#### [Data records]

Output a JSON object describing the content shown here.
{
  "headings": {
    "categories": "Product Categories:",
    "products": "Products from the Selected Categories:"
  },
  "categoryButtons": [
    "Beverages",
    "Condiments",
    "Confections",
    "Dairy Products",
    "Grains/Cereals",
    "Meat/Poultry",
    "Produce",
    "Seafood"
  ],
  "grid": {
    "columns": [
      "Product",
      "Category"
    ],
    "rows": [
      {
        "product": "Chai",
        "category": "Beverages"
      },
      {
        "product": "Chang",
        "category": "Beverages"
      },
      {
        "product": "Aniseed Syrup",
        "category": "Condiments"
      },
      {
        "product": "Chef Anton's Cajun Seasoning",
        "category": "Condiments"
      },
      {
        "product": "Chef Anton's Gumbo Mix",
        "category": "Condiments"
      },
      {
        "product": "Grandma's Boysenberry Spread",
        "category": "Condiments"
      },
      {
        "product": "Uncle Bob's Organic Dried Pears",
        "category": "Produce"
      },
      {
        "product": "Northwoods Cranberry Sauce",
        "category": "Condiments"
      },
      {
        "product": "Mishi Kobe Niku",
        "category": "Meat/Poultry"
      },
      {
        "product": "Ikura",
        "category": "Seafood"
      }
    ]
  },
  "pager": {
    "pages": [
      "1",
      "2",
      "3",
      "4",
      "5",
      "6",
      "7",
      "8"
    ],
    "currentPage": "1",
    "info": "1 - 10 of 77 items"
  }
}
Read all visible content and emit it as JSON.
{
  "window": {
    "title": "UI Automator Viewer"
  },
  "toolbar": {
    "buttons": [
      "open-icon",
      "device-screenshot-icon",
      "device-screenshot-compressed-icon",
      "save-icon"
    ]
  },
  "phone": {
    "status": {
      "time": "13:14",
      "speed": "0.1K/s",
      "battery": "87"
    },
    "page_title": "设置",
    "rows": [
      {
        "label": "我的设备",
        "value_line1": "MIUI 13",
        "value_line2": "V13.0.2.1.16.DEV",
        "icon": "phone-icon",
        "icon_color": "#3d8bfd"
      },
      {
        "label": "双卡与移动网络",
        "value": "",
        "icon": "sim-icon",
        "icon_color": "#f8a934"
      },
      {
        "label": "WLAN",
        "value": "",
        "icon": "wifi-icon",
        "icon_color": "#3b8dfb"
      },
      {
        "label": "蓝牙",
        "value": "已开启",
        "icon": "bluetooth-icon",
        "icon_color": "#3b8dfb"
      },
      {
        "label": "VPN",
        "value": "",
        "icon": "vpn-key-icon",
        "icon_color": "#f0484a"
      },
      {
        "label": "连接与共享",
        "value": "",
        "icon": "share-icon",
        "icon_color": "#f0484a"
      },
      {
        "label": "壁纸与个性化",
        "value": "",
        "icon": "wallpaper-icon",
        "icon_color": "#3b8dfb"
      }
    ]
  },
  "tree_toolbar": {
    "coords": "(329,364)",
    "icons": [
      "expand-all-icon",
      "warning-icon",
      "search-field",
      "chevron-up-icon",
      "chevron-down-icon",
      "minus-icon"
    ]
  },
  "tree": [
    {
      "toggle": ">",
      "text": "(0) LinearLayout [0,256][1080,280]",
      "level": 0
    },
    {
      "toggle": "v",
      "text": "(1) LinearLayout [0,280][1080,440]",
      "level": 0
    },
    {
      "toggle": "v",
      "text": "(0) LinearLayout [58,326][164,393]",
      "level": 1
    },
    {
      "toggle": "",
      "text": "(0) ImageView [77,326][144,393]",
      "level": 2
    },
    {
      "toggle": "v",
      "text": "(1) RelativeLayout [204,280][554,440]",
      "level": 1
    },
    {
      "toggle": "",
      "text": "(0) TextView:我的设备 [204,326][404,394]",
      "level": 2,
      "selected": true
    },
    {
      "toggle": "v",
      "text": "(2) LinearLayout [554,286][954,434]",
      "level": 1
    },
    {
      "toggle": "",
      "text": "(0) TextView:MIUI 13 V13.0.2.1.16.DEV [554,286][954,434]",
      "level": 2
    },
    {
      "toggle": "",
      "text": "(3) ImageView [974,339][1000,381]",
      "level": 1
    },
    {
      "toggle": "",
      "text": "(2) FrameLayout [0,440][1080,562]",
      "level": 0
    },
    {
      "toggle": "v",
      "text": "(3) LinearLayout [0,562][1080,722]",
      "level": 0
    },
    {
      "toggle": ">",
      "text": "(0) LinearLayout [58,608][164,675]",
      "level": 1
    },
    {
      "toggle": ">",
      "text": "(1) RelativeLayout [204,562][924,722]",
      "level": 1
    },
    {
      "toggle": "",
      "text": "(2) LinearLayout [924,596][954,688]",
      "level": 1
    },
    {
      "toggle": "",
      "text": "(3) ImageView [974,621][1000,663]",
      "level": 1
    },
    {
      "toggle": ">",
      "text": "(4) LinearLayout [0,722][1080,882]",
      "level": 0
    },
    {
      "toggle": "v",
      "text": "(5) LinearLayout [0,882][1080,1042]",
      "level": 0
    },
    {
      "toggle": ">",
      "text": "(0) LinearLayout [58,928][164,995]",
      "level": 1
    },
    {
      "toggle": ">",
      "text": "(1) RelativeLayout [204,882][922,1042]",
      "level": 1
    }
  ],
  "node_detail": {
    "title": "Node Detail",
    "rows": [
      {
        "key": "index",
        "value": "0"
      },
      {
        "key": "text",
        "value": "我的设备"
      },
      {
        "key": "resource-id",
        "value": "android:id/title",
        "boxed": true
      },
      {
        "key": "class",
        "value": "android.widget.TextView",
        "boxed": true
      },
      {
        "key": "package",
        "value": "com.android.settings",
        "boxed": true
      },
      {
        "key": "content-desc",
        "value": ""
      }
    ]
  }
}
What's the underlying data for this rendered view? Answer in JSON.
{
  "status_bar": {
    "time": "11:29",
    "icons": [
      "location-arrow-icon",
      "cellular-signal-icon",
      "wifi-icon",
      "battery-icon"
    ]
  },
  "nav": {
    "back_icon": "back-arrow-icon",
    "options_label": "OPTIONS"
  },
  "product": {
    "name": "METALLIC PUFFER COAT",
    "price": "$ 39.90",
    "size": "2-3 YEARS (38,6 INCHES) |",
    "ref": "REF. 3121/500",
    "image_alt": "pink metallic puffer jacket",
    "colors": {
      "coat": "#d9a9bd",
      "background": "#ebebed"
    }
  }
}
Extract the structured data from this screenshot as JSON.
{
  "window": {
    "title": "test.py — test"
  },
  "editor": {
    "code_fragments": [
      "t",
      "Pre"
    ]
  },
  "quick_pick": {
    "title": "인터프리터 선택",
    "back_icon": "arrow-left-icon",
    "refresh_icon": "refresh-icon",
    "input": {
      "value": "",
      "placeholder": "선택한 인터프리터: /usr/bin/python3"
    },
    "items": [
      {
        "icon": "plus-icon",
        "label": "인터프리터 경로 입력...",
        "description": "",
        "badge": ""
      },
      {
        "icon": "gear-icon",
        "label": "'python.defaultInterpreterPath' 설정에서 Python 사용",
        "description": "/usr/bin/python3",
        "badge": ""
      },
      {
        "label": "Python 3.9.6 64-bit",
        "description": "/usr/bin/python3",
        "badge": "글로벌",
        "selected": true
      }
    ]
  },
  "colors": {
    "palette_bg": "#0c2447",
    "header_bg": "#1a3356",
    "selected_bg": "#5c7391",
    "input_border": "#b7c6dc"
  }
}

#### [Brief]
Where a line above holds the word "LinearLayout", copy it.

#### [Answer to this task]
      "text": "(0) LinearLayout [0,256][1080,280]",
      "text": "(1) LinearLayout [0,280][1080,440]",
      "text": "(0) LinearLayout [58,326][164,393]",
      "text": "(2) LinearLayout [554,286][954,434]",
      "text": "(3) LinearLayout [0,562][1080,722]",
      "text": "(0) LinearLayout [58,608][164,675]",
      "text": "(2) LinearLayout [924,596][954,688]",
      "text": "(4) LinearLayout [0,722][1080,882]",
      "text": "(5) LinearLayout [0,882][1080,1042]",
      "text": "(0) LinearLayout [58,928][164,995]",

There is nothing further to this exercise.